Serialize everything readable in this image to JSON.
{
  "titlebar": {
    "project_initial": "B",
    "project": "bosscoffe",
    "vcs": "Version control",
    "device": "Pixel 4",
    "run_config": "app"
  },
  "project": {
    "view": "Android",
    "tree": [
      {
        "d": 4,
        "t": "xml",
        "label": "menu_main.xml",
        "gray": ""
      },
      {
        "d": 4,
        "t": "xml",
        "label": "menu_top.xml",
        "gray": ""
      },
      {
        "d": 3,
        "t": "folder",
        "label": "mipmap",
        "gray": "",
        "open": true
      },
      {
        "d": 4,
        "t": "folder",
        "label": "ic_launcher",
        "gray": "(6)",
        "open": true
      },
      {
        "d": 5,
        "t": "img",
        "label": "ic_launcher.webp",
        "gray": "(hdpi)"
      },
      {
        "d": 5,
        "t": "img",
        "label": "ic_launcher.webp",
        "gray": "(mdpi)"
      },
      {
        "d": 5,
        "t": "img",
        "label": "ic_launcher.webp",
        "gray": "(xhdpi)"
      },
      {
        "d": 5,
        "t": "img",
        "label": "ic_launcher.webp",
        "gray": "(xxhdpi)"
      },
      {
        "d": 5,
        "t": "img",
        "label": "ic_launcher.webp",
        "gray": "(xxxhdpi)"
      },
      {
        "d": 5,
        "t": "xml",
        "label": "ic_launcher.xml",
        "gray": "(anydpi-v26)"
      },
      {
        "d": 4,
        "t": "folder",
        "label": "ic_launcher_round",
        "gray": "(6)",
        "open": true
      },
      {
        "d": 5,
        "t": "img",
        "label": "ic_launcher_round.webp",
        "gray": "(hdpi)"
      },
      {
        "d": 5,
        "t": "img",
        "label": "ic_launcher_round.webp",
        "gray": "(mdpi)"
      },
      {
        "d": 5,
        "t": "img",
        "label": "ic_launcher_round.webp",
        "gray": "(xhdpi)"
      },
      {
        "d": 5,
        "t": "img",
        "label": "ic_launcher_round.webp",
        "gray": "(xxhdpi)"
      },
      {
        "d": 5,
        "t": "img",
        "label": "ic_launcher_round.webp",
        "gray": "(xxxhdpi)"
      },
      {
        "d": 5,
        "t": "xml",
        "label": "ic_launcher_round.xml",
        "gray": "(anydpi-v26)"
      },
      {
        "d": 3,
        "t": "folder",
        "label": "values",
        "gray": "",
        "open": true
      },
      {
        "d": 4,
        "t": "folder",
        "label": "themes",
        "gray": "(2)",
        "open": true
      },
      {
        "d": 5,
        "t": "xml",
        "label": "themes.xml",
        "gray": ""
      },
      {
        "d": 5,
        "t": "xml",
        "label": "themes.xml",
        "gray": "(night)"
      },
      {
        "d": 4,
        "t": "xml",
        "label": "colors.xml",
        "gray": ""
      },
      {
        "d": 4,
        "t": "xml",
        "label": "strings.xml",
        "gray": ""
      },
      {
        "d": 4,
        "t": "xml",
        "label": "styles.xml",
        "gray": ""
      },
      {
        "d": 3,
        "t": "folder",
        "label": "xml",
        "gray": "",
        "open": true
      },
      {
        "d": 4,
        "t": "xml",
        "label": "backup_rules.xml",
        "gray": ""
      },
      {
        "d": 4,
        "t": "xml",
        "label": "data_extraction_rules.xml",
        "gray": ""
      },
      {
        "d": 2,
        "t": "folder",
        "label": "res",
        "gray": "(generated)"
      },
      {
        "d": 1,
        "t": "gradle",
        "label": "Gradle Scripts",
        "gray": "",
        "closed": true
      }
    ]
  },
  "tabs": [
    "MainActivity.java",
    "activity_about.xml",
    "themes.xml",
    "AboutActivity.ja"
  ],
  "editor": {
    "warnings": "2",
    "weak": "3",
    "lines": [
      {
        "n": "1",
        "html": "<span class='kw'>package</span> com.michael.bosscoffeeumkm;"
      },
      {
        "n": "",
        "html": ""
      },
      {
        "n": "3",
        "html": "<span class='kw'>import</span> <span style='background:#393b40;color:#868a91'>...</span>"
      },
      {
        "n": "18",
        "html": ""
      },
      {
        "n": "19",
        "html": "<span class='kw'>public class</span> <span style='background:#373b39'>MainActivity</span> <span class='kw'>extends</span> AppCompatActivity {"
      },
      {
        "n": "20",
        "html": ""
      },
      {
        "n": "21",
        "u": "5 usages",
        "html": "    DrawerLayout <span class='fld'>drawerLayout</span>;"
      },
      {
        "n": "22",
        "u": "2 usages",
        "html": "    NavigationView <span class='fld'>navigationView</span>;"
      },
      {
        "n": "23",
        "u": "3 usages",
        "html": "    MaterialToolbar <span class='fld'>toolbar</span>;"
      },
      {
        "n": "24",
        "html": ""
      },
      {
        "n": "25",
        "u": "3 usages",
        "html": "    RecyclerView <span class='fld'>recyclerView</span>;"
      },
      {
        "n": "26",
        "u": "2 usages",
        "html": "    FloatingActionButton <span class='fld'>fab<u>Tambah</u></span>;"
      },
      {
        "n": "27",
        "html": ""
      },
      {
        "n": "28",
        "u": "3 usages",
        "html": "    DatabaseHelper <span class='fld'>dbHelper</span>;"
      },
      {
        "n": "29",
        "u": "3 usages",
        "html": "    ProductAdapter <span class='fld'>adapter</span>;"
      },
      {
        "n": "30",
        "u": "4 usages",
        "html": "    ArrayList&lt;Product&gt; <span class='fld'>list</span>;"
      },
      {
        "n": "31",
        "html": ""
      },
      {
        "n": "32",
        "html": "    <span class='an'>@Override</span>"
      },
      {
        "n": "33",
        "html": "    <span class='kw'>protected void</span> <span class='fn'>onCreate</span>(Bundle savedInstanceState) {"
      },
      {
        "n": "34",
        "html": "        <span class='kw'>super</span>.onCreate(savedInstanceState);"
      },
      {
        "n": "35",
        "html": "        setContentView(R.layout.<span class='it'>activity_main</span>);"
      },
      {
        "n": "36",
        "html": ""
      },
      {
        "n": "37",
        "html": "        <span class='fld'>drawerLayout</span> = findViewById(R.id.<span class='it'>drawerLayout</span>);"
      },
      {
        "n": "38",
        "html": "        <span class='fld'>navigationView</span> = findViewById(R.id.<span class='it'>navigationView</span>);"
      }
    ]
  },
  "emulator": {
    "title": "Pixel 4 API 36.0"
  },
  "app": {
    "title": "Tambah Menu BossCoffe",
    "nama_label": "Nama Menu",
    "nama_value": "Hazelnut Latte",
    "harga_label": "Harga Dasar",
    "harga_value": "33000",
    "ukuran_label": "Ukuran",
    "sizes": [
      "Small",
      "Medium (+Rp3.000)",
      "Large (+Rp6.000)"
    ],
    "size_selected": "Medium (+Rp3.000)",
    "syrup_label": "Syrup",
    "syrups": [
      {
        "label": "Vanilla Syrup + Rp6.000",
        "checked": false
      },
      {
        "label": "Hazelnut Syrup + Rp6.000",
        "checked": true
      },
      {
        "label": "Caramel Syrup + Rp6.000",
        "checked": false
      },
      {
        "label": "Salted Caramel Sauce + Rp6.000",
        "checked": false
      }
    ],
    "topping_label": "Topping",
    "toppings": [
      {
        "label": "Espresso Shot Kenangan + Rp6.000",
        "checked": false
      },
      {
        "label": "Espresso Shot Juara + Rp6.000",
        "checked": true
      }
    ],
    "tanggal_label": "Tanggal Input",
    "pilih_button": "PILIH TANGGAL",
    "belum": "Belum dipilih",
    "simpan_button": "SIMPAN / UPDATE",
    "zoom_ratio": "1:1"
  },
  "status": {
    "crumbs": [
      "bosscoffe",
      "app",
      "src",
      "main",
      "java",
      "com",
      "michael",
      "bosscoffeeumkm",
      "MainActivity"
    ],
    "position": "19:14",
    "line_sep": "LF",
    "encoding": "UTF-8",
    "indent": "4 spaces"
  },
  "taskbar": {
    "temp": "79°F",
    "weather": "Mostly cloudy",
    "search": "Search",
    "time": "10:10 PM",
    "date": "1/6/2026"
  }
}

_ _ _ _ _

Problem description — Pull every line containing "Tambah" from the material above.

Exercise output —
        "html": "    FloatingActionButton <span class='fld'>fab<u>Tambah</u></span>;"
    "title": "Tambah Menu BossCoffe",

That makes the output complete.